## DATA FOR PROCESSING
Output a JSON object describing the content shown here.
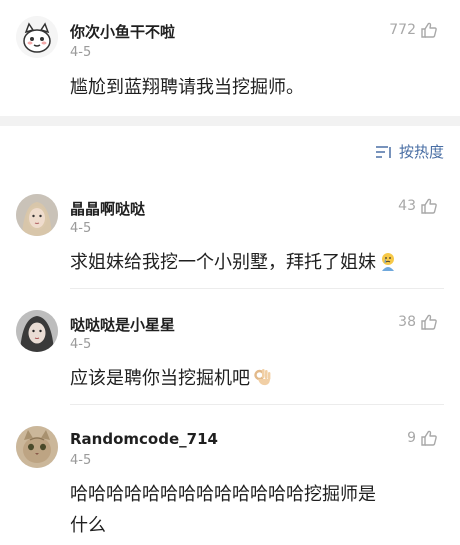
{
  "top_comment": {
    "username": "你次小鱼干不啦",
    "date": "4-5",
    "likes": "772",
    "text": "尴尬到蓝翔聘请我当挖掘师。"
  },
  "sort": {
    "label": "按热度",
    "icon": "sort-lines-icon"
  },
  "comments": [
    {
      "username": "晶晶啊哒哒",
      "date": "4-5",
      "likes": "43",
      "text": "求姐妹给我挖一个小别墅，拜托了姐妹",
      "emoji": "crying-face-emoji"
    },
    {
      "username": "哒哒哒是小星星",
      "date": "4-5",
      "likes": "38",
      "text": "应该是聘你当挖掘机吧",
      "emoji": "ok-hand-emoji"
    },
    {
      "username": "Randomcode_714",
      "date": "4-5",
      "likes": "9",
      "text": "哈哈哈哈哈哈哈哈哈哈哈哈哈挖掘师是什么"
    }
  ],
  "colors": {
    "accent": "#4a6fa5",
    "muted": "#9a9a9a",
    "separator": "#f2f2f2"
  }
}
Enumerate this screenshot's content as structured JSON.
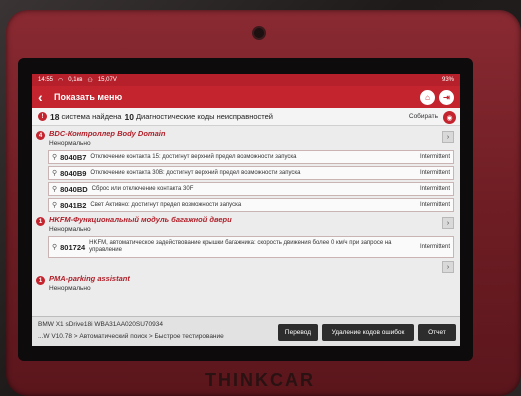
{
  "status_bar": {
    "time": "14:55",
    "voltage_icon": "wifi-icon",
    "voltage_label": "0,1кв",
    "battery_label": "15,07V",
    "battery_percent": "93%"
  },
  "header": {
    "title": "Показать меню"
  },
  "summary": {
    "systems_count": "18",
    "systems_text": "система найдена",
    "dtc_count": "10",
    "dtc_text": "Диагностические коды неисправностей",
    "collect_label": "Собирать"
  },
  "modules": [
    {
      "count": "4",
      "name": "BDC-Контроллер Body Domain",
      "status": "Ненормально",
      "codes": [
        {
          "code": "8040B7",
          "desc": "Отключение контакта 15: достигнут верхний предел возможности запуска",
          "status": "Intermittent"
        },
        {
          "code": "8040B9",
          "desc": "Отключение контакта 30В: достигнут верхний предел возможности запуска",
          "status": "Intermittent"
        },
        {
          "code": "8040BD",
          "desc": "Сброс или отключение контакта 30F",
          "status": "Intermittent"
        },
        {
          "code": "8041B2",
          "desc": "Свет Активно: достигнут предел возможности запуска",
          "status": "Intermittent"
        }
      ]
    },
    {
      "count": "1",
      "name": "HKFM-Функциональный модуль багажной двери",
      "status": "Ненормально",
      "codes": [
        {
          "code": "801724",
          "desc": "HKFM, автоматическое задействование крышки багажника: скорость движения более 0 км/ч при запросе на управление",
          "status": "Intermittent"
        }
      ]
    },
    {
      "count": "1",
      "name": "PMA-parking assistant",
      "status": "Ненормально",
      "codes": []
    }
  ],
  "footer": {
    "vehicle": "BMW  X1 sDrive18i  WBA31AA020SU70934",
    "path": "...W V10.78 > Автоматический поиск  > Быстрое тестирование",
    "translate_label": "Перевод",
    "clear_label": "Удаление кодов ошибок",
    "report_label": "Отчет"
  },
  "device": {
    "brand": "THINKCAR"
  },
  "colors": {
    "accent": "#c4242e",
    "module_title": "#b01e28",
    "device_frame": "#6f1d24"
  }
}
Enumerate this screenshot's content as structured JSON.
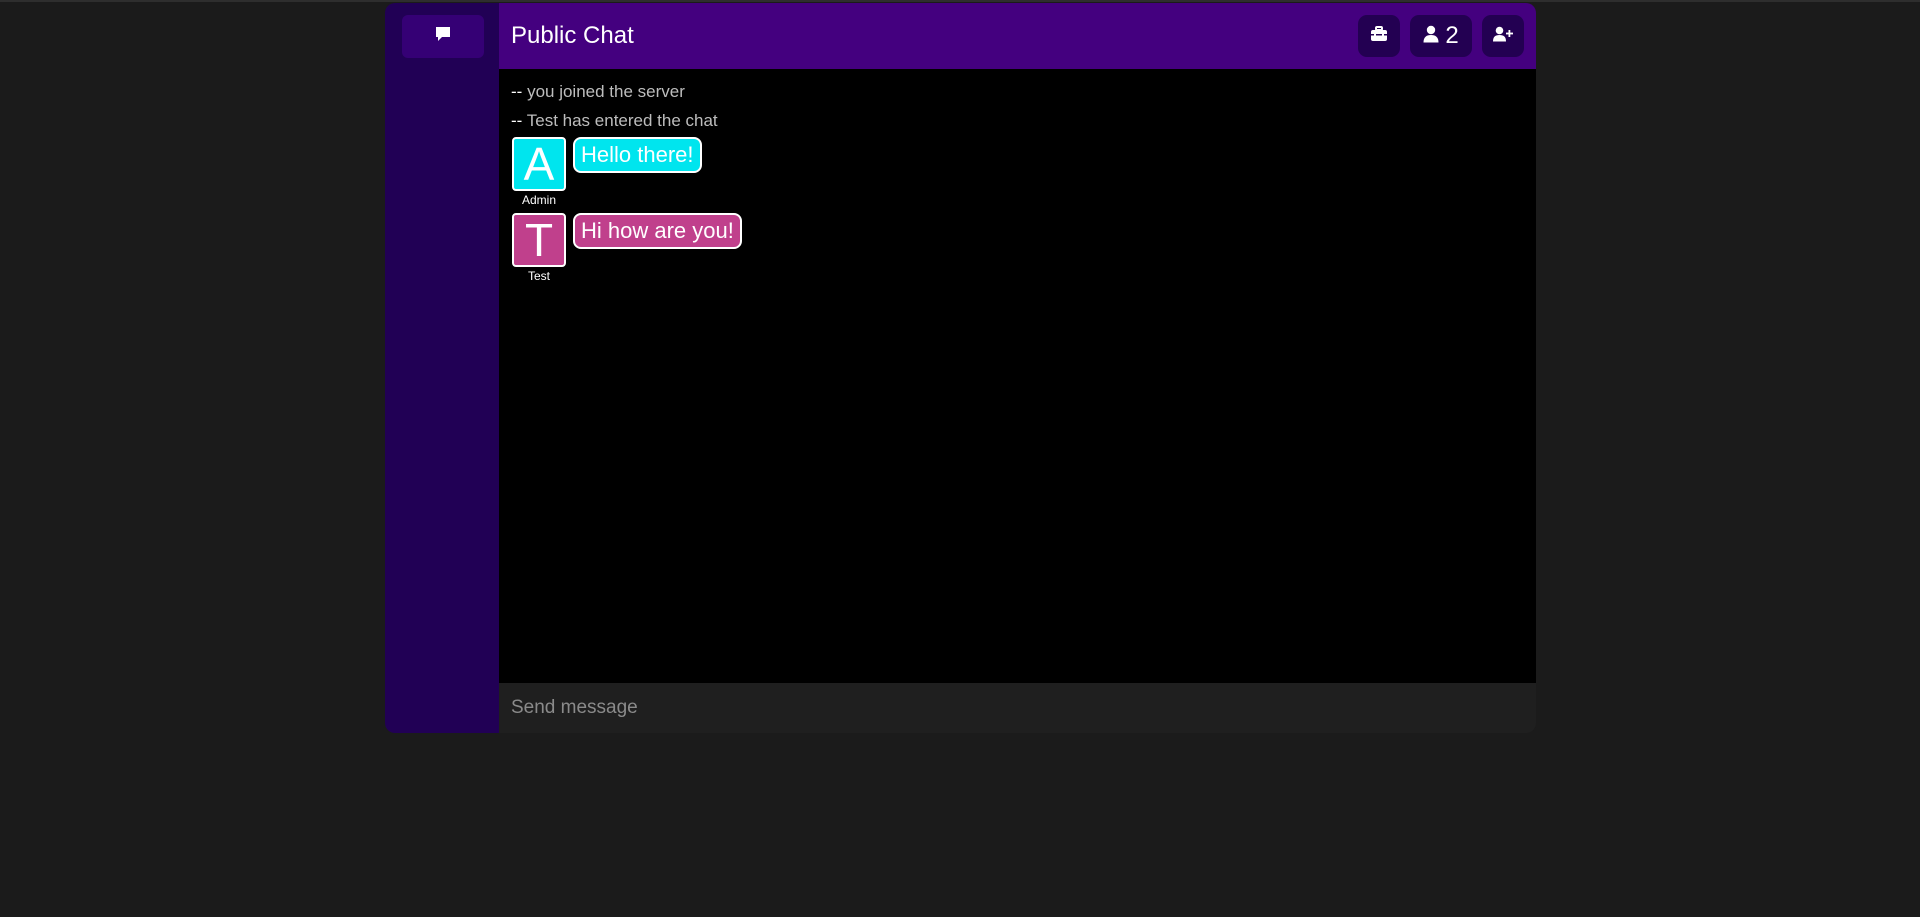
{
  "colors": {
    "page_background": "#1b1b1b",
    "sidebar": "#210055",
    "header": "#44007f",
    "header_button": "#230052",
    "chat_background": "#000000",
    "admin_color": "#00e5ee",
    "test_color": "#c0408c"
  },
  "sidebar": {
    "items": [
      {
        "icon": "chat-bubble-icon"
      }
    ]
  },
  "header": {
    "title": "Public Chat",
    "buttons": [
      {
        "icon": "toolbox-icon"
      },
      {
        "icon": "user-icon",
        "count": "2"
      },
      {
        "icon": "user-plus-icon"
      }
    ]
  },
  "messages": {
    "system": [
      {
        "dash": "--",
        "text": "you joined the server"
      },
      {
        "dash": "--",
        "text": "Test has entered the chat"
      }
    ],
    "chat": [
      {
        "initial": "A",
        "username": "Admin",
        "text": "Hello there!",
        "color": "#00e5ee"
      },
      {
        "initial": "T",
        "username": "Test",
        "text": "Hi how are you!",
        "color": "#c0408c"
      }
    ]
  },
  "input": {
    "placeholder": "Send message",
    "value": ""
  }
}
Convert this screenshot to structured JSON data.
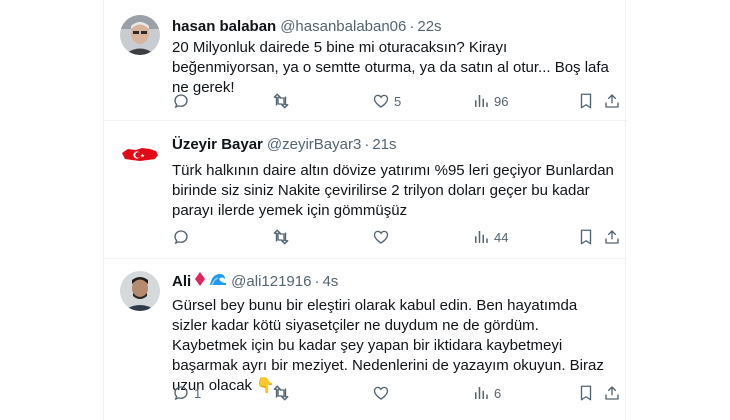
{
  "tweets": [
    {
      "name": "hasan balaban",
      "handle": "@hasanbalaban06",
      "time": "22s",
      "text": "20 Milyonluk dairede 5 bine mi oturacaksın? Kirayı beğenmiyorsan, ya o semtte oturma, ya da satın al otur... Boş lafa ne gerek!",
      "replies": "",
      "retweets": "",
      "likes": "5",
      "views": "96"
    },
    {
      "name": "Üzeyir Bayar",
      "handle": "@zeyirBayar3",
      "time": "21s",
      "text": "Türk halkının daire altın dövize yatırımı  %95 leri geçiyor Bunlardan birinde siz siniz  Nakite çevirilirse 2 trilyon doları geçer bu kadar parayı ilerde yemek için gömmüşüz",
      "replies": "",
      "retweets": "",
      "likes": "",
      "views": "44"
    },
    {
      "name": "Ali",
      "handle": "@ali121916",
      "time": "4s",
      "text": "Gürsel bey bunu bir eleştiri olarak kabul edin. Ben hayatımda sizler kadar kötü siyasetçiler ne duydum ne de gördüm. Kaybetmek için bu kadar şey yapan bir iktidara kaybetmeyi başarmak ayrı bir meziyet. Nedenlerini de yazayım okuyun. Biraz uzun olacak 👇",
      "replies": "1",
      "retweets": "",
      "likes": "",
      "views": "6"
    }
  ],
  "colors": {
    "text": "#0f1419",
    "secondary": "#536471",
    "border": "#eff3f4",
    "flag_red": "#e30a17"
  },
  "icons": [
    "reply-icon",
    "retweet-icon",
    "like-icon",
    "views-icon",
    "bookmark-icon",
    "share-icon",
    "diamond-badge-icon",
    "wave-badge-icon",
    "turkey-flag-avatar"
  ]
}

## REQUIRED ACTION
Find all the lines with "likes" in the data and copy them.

## EXERCISE ANSWER
    "likes": "772",
      "likes": "43",
      "likes": "38",
      "likes": "9",
      "likes": "5",
      "likes": "",
      "likes": "",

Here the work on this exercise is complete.